With a significant rise in employees working remotely due to the COVID-19 pandemic, employers have become concerned with employee productivity for employees working at their homes. Many employers want to now track their employees’ productivity through electronic monitoring to ensure that employees are not taking advantage of a remote work arrangement as a way to do non-work activities during company time.
As of now, there is no legislation to protect employees’ privacy rights with regards to electronic monitoring, however, the courts have often ruled that employees should only have their privacy infringed upon where it is reasonably necessary for the employer to do so. Government legislation to clarify this point would be a welcome addition to give both employees and employers guidance on how to best tackle this increasingly popular issue.
While we are still waiting for this legislation to be introduced and passed, we have some insight into what to expect.
Under the proposed changes, employers with 25 or more workers will be required to have a written electronic monitoring policy in place for all their employees. The policy would need to contain information on whether the employer electronically monitors its workers, and if so, a description of how and in what circumstances the employer conducts such monitoring. The employer will also need to disclose the purpose of collecting information through electronic monitoring.
The changes above come at the heels of the passing of the Working for Workers Act, 2021, which introduced a requirement for larger employers to implement “right to disconnect” policies, and banned non-competition clauses for most types of employees. Interestingly, in the same announcement regarding electronic monitoring policies, the Ontario government revealed there would be other proposals to be unveiled in the coming days. Stay tuned to stay on top of the ever-changing employment law landscape!

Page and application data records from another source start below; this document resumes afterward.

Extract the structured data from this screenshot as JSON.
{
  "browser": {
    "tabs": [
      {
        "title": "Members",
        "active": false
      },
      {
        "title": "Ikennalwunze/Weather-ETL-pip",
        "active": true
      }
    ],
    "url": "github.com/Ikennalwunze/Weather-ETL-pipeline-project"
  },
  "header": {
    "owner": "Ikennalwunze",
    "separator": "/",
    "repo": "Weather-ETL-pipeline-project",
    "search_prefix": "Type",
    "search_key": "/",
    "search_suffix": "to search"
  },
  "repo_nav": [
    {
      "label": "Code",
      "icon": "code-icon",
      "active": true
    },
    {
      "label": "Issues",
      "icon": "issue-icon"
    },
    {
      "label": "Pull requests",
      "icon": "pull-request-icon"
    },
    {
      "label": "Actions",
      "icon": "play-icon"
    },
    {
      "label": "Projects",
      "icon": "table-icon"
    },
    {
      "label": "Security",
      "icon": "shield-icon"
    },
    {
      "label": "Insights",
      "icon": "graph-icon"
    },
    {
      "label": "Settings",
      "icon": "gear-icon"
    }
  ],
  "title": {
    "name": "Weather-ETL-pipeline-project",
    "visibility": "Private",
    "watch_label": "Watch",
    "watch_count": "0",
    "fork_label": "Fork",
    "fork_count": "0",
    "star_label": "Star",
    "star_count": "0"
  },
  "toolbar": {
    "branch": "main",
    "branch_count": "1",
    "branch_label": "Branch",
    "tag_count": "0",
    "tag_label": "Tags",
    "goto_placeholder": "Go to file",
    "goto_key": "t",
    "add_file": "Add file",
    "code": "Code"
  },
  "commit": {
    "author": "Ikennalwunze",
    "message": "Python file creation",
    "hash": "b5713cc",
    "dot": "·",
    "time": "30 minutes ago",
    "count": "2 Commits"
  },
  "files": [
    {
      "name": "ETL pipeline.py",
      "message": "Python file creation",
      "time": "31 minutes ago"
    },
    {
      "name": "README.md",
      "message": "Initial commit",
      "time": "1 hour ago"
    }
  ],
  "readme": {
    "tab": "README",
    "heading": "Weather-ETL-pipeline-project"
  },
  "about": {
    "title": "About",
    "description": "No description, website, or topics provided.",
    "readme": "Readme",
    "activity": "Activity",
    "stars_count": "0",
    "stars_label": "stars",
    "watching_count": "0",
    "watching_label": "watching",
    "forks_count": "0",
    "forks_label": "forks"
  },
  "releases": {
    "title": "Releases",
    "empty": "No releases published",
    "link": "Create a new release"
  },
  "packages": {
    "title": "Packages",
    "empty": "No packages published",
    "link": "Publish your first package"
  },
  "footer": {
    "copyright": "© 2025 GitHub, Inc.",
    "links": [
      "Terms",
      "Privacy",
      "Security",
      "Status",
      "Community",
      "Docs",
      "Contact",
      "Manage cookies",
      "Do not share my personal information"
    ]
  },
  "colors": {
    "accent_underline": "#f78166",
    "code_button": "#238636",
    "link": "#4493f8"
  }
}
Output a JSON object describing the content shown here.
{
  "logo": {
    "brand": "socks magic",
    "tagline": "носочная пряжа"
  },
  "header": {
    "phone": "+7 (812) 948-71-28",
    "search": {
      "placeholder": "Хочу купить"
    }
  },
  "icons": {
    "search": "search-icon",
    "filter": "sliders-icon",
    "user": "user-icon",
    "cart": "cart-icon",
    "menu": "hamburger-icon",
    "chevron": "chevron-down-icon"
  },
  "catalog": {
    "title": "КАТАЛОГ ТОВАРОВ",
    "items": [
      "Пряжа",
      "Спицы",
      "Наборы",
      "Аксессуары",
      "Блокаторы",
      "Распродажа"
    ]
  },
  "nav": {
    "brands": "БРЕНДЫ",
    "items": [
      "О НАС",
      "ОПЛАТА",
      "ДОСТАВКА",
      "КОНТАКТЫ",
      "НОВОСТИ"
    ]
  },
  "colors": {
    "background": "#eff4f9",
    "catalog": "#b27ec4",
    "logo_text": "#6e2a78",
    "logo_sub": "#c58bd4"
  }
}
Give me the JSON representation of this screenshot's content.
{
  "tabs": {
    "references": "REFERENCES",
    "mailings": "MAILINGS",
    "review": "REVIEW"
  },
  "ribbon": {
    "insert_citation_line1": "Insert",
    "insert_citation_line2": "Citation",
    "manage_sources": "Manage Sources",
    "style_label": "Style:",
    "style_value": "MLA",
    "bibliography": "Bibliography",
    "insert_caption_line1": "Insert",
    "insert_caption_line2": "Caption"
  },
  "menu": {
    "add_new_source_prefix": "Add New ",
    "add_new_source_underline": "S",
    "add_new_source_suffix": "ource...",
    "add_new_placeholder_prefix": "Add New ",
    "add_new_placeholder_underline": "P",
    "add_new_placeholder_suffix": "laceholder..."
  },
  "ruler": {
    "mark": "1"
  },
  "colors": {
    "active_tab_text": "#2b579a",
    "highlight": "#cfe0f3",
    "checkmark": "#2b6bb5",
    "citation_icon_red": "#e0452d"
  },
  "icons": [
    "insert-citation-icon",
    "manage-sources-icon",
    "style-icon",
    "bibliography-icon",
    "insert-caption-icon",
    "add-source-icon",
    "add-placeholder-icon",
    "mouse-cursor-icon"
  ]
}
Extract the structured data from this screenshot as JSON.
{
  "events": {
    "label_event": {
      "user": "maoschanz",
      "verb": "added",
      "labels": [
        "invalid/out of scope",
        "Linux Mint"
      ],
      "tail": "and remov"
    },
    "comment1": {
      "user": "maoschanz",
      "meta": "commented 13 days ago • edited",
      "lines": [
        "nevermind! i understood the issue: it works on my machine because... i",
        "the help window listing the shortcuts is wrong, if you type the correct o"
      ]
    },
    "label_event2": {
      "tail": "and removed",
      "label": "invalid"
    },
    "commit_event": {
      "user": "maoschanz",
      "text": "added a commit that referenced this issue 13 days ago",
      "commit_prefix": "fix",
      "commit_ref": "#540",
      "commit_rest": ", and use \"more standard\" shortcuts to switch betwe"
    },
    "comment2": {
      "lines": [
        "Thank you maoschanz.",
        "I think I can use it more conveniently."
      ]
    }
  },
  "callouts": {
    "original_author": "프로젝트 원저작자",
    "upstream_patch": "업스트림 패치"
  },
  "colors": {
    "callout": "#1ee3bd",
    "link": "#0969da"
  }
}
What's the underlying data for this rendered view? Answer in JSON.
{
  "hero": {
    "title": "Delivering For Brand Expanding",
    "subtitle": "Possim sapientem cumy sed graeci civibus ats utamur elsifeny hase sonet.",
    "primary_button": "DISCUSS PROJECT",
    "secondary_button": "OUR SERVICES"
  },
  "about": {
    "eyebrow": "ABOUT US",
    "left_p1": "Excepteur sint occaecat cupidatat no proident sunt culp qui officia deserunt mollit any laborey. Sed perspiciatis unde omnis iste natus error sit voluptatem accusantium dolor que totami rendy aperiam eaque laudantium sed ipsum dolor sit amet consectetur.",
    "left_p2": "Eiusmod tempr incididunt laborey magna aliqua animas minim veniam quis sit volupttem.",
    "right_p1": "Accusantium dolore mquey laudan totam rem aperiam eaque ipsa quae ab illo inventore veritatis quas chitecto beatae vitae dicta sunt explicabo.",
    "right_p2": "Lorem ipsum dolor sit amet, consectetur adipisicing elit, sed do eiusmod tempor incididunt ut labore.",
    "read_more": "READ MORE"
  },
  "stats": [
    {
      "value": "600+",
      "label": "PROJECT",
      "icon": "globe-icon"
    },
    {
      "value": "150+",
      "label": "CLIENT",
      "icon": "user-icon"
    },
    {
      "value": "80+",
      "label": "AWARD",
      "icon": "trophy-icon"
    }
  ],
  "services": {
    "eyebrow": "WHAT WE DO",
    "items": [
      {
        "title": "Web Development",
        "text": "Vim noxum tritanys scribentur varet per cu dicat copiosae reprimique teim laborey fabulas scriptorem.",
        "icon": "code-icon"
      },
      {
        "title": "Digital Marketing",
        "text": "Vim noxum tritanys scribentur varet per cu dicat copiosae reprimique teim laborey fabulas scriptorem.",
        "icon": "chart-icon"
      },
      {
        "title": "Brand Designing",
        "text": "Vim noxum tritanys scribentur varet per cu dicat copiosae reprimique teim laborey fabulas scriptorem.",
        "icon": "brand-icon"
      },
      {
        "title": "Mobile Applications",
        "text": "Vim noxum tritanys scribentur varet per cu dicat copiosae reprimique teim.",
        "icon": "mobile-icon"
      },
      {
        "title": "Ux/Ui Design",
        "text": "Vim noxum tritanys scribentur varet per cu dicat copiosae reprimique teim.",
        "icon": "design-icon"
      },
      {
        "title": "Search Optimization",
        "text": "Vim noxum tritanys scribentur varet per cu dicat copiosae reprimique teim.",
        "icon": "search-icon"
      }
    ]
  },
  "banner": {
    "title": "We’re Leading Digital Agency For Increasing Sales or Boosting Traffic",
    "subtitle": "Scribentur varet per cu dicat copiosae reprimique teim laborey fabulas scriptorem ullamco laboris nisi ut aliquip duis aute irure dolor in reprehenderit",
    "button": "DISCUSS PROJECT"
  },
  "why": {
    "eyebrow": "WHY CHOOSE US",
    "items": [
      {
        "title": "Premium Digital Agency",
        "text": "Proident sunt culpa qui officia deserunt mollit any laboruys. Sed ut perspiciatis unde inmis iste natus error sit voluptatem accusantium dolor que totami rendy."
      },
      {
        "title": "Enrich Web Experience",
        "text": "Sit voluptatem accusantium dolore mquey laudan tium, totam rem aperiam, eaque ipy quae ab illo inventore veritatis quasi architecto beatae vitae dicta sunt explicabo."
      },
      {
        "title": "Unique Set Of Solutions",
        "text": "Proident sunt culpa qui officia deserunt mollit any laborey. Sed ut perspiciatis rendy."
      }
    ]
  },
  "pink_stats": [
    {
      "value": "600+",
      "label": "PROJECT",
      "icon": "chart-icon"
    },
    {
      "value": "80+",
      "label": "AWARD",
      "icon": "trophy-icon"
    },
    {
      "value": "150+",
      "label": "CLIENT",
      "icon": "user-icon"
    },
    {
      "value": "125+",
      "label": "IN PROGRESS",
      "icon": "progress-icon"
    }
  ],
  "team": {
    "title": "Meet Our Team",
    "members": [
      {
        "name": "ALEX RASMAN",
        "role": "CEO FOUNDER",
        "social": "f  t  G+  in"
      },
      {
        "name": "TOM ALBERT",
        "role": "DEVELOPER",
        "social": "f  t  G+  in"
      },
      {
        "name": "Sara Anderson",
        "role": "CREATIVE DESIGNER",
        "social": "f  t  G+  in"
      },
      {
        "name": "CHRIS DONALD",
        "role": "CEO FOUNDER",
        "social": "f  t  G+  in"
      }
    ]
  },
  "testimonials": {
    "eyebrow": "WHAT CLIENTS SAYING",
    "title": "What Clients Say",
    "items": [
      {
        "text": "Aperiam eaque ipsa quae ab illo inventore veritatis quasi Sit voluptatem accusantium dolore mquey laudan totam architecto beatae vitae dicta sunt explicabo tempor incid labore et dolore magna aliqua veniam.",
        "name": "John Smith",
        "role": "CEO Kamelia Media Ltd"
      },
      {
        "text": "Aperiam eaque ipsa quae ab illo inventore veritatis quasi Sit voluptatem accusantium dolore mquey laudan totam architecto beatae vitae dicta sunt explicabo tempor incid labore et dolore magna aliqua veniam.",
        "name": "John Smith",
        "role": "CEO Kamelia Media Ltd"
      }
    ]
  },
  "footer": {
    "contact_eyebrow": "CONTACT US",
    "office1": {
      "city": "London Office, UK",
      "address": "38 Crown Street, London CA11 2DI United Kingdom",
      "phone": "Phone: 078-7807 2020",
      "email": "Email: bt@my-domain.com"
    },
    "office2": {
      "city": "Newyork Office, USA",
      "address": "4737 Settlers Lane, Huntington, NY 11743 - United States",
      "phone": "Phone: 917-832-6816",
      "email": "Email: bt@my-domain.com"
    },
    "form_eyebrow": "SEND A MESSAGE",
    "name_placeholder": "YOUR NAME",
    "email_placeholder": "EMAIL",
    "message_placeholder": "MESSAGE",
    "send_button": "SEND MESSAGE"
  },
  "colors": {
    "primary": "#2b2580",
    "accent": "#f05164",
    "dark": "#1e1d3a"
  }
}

Whitten & Lublin’s legal team can provide insight and advice into your specific circumstances. If you are looking for employment lawyers and would like more information about what Whitten & Lublin can do for you, please contact us online or by phone at (416) 640-2667 today.